Just an hour, but it was hard work. I recorded the times in a studio in London, where I had to read from a 33-page script. It was calculated mathematically [only 86 words are actually used], so I didn't have to go all the way round the clock. Later, we found that we hadn't taped the 'o' clock' so I had to drive back up to London just to record that.
Might we have heard your voice anywhere else?
Maybe. Before I worked for BT I was an actor. As well as films and some Shakespeare, I did a lot of voiceover work, mostly for commercials. In 1965, I did one of my most famous voiceovers: the countdown for the TV programme Thunderbirds.
The poster above them looks intriguing...
Yes, it's from a 1959 film I did, called The Nudist Story. It was billed as being shown in 'blushing technicolor'. Many years later, a Sunday paper ran a story, 'Speaking clock in nude movie'. The picture they printed of me was actually that of a boy who played my brother, who, alas, was a lot skinnier than me. I had a great body in those days...
The wording of Brian Cobby's announcement was altered in 1986 to include the phrase "sponsored by Accurist " to become "At the third stroke the time sponsored by Accurist will be...."
Lenny Henry - Lenny Henry is to provide the voice of the speaking clock for the next fortnight. The comic's Black Country burr will replace the usual plummy tones of BT's service as part of a Comic Relief fundraising drive. Callers dialling 123 pay will 10p for the service, and proceeds from today to March 23 are expected to raise £200,000 for the charity. Lenny, who is temporarily replacing Brian Cobby as the voice of the clock, is only the fourth ever person to take on the role in its 67-year history. He will be putting on a different voice each day in the hope of encouraging people to ring back. He said: "I can hardly believe it. Wait until you hear what we've done to the pips." March 10, 2003

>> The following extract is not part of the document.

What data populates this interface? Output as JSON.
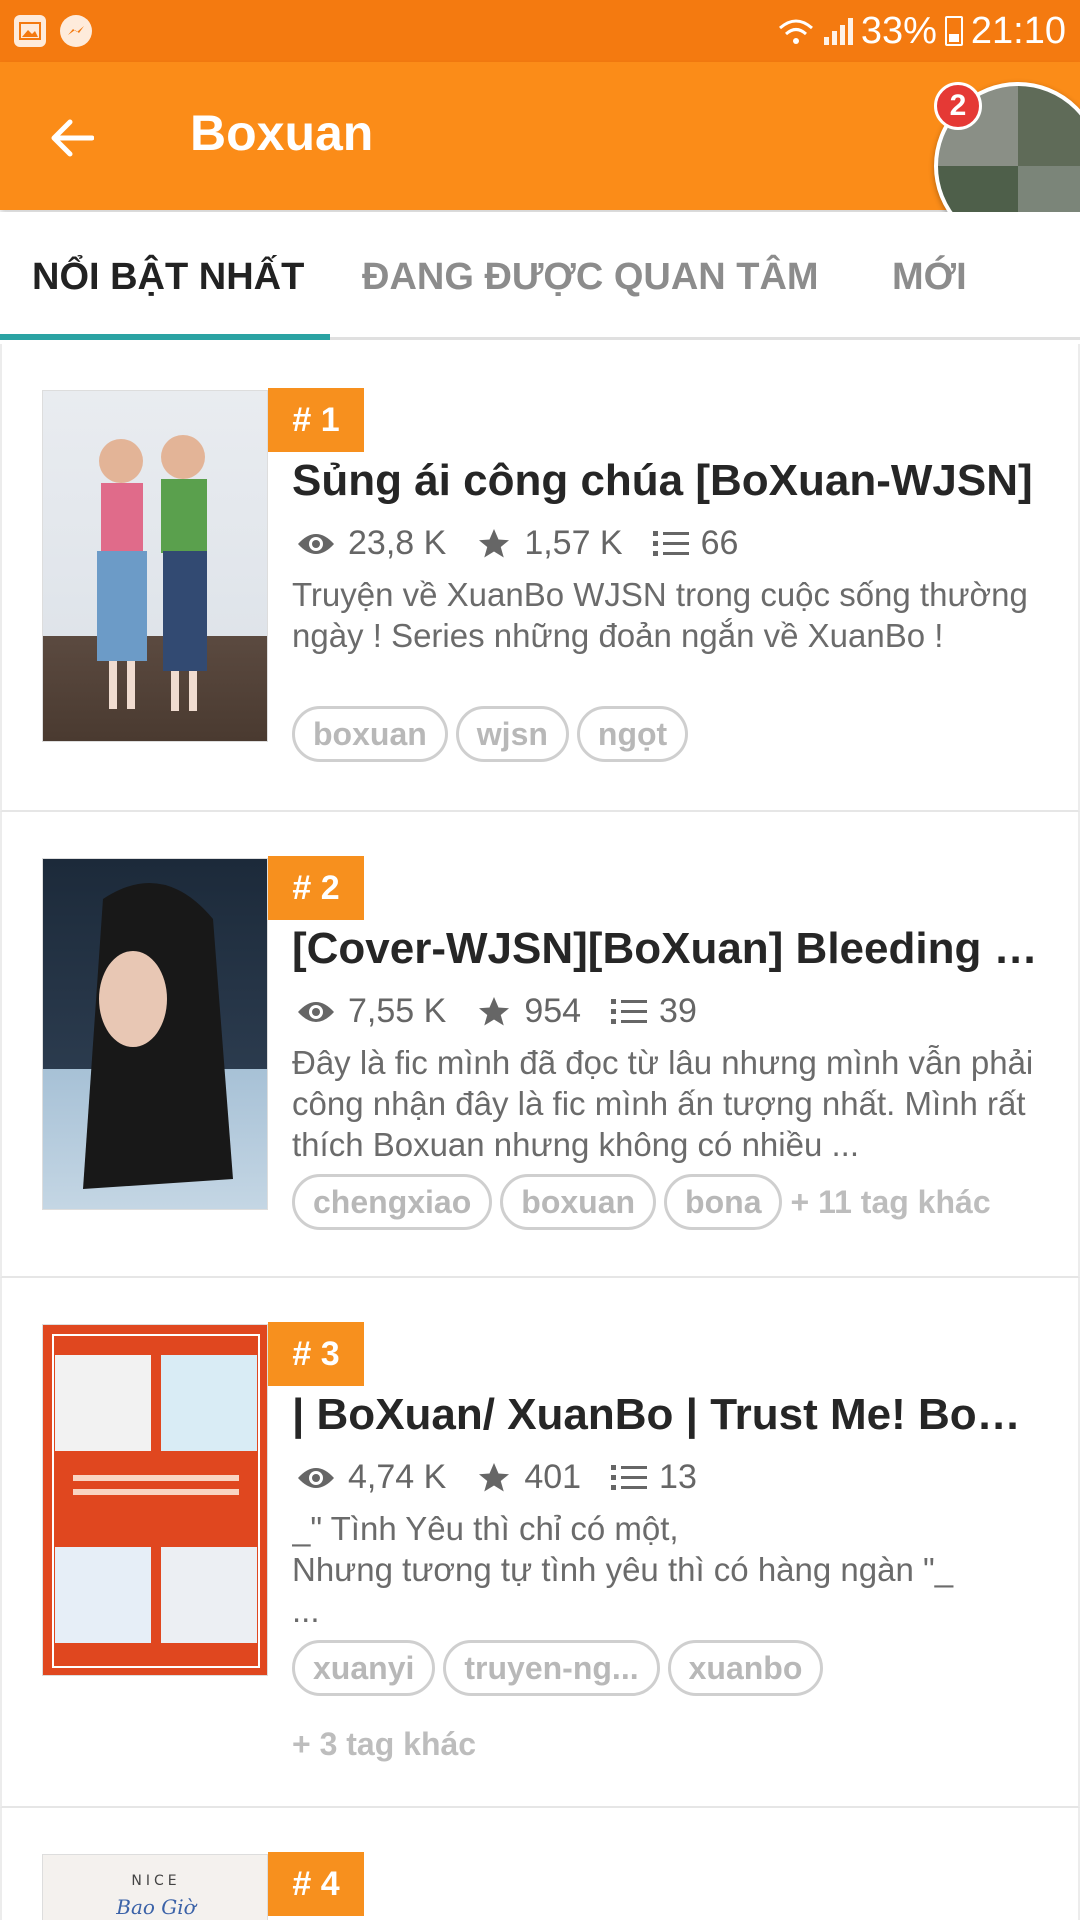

Alicia Roland - A 12-year-old girl says she is proud to have become the only child and the first Scot to record the Speaking Clock in its 67-year history. The schoolgirl's voice will be heard by up to two million callers over the next week. Alicia, from Brookfield, Renfrewshire, beat thousands of children from all over the UK in a competition to become the voice for a week. The idea is part of the Big Listen, a week of activities which encourages adults to listen to young people and raise money for the charity ChildLine. Organisers estimate Alicia will raise £200,000 during her week in the job - calls cost 10p and BT is donating every penny to the good cause. She said: "It's very nice to be the first child to do this job, I think it's good for people to hear a child's voice when they ring up. "My friends at school were a wee bit envious but they've been really supportive, they said they're going to ring up the clock loads this week." It is only the fifth time that the Speaking Clock - which began in 1936 and receives 80 million calls a year - has been changed. 13th October 2003

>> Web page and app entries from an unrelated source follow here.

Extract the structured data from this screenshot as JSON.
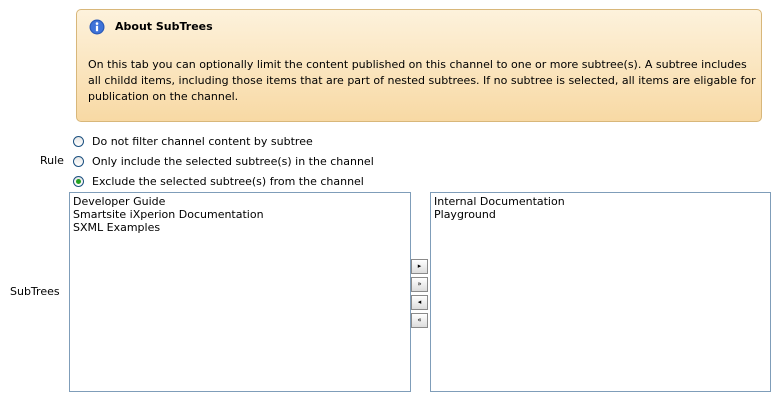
{
  "info": {
    "title": "About SubTrees",
    "text": "On this tab you can optionally limit the content published on this channel to one or more subtree(s). A subtree includes all childd items, including those items that are part of nested subtrees. If no subtree is selected, all items are eligable for publication on the channel."
  },
  "rule": {
    "label": "Rule",
    "options": [
      {
        "label": "Do not filter channel content by subtree",
        "checked": false
      },
      {
        "label": "Only include the selected subtree(s) in the channel",
        "checked": false
      },
      {
        "label": "Exclude the selected subtree(s) from the channel",
        "checked": true
      }
    ]
  },
  "subtrees": {
    "label": "SubTrees",
    "available": [
      "Developer Guide",
      "Smartsite iXperion Documentation",
      "SXML Examples"
    ],
    "selected": [
      "Internal Documentation",
      "Playground"
    ],
    "buttons": {
      "add": "▸",
      "add_all": "»",
      "remove": "◂",
      "remove_all": "«"
    }
  },
  "colors": {
    "info_border": "#d8b77a",
    "info_bg_top": "#fdf2dc",
    "info_bg_bottom": "#f8d9a4",
    "radio_check": "#21a121"
  }
}
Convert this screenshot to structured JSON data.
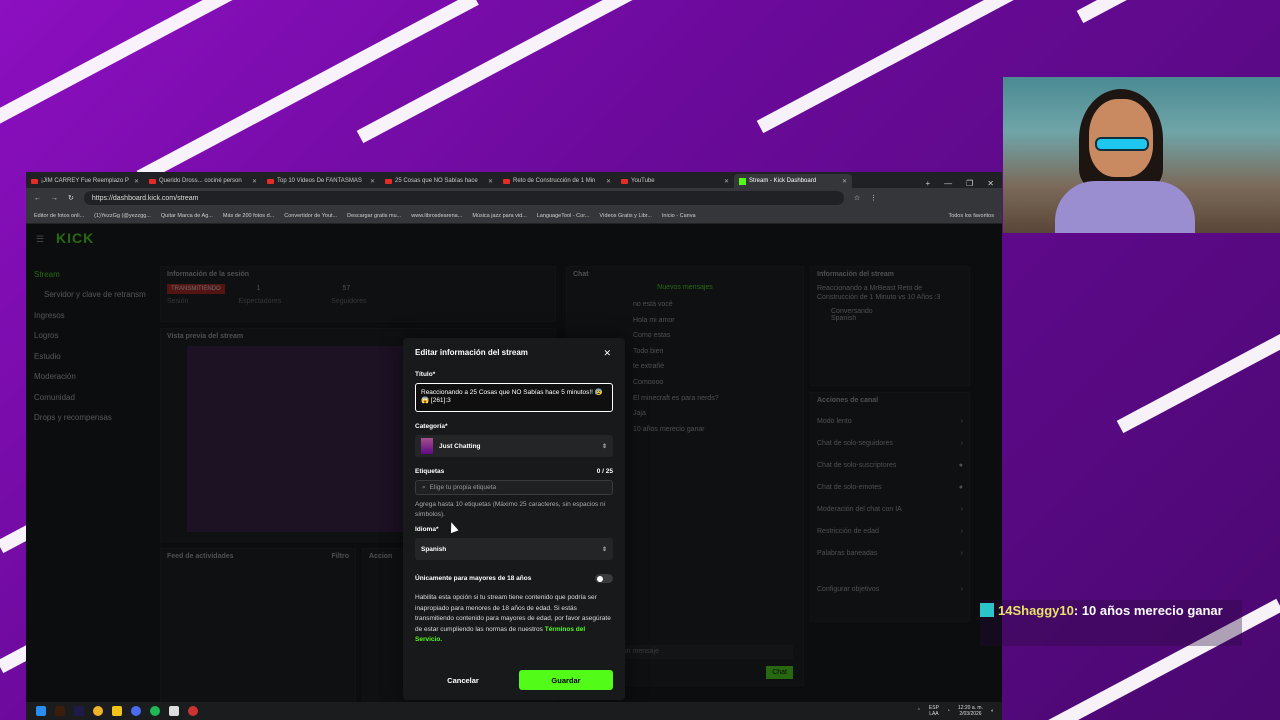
{
  "browser": {
    "tabs": [
      {
        "label": "¡JIM CARREY Fue Reemplazo P",
        "icon": "youtube-icon",
        "active": false
      },
      {
        "label": "Querido Dross... cociné person",
        "icon": "youtube-icon",
        "active": false
      },
      {
        "label": "Top 10 Videos De FANTASMAS",
        "icon": "youtube-icon",
        "active": false
      },
      {
        "label": "25 Cosas que NO Sabías hace",
        "icon": "youtube-icon",
        "active": false
      },
      {
        "label": "Reto de Construcción de 1 Min",
        "icon": "youtube-icon",
        "active": false
      },
      {
        "label": "YouTube",
        "icon": "youtube-icon",
        "active": false
      },
      {
        "label": "Stream - Kick Dashboard",
        "icon": "kick-icon",
        "active": true
      }
    ],
    "url": "https://dashboard.kick.com/stream",
    "bookmarks": [
      "Editor de fotos onli...",
      "(1)YezzGg (@yezzgg...",
      "Quitar Marca de Ag...",
      "Más de 200 fotos d...",
      "Convertidor de Yout...",
      "Descargar gratis mu...",
      "www.librosdearena...",
      "Música jazz para vid...",
      "LanguageTool - Cor...",
      "Vídeos Gratis y Libr...",
      "Inicio - Canva",
      "Todos los favoritos"
    ]
  },
  "dashboard": {
    "logo": "KICK",
    "sidebar": [
      "Stream",
      "Servidor y clave de retransm",
      "Ingresos",
      "Logros",
      "Estudio",
      "Moderación",
      "Comunidad",
      "Drops y recompensas"
    ],
    "session": {
      "title": "Información de la sesión",
      "status": "TRANSMITIENDO",
      "session_label": "Sesión",
      "viewers": "1",
      "viewers_label": "Espectadores",
      "followers": "57",
      "followers_label": "Seguidores"
    },
    "preview_title": "Vista previa del stream",
    "activity_title": "Feed de actividades",
    "activity_filter": "Filtro",
    "actions_short": "Accion",
    "chat": {
      "title": "Chat",
      "new_messages": "Nuevos mensajes",
      "messages": [
        "no está vocé",
        "Hola mi amor",
        "Como estas",
        "Todo bien",
        "te extrañé",
        "Comoooo",
        "El minecraft es para nerds?",
        "Jaja",
        "10 años merecio ganar"
      ],
      "input_placeholder": "Enviar un mensaje",
      "send": "Chat"
    },
    "stream_info": {
      "title": "Información del stream",
      "stream_title": "Reaccionando a MrBeast Reto de Construcción de 1 Minuto vs 10 Años :3",
      "category": "Conversando",
      "language": "Spanish"
    },
    "channel_actions": {
      "title": "Acciones de canal",
      "items": [
        "Modo lento",
        "Chat de solo-seguidores",
        "Chat de solo-suscriptores",
        "Chat de solo-emotes",
        "Moderación del chat con IA",
        "Restricción de edad",
        "Palabras baneadas",
        "Configurar objetivos"
      ]
    }
  },
  "modal": {
    "title": "Editar información del stream",
    "title_label": "Título*",
    "title_value": "Reaccionando a 25 Cosas que NO Sabías hace 5 minutos!! 😰😱 [261]:3",
    "category_label": "Categoría*",
    "category_value": "Just Chatting",
    "tags_label": "Etiquetas",
    "tags_count": "0 / 25",
    "tags_placeholder": "Elige tu propia etiqueta",
    "tags_hint": "Agrega hasta 10 etiquetas (Máximo 25 caracteres, sin espacios ni símbolos).",
    "language_label": "Idioma*",
    "language_value": "Spanish",
    "mature_label": "Únicamente para mayores de 18 años",
    "mature_text": "Habilita esta opción si tu stream tiene contenido que podría ser inapropiado para menores de 18 años de edad. Si estás transmitiendo contenido para mayores de edad, por favor asegúrate de estar cumpliendo las normas de nuestros",
    "terms_link": "Términos del Servicio.",
    "cancel": "Cancelar",
    "save": "Guardar"
  },
  "taskbar": {
    "lang": "ESP",
    "lang2": "LAA",
    "time": "12:20 a. m.",
    "date": "2/03/2026"
  },
  "overlay_chat": {
    "user": "14Shaggy10",
    "message": ": 10 años merecio ganar"
  },
  "colors": {
    "kick_green": "#53fc18",
    "live_red": "#c4221a",
    "background_purple": "#7a0aa8"
  }
}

Major organisations such as Network Rail and London Weekend Television have permanent feeds of the clock from BT into their private internal phone systems so employees can check the time without making an outside call. The timing of all ITV television programmes is synchronised to TIM as well, so when your local station goes over to ITN for the News at Ten, this is done "at the third stroke". And perhaps the strangest - and certainly longest distance - call to the British speaking clock is from the factory in Hong Kong that which makes the handsets for the new VideoPlus VCR programming system. The in-built clock is set to British time, courtesy of BT's Timeline service.
by James Campbell (January 2001)
What's left to see or
hear of the old clocks
The above numbers may not be accurate so try 01352 838081 and 01286 868081.
Further resources on the WWW
Last revised: January 30, 2021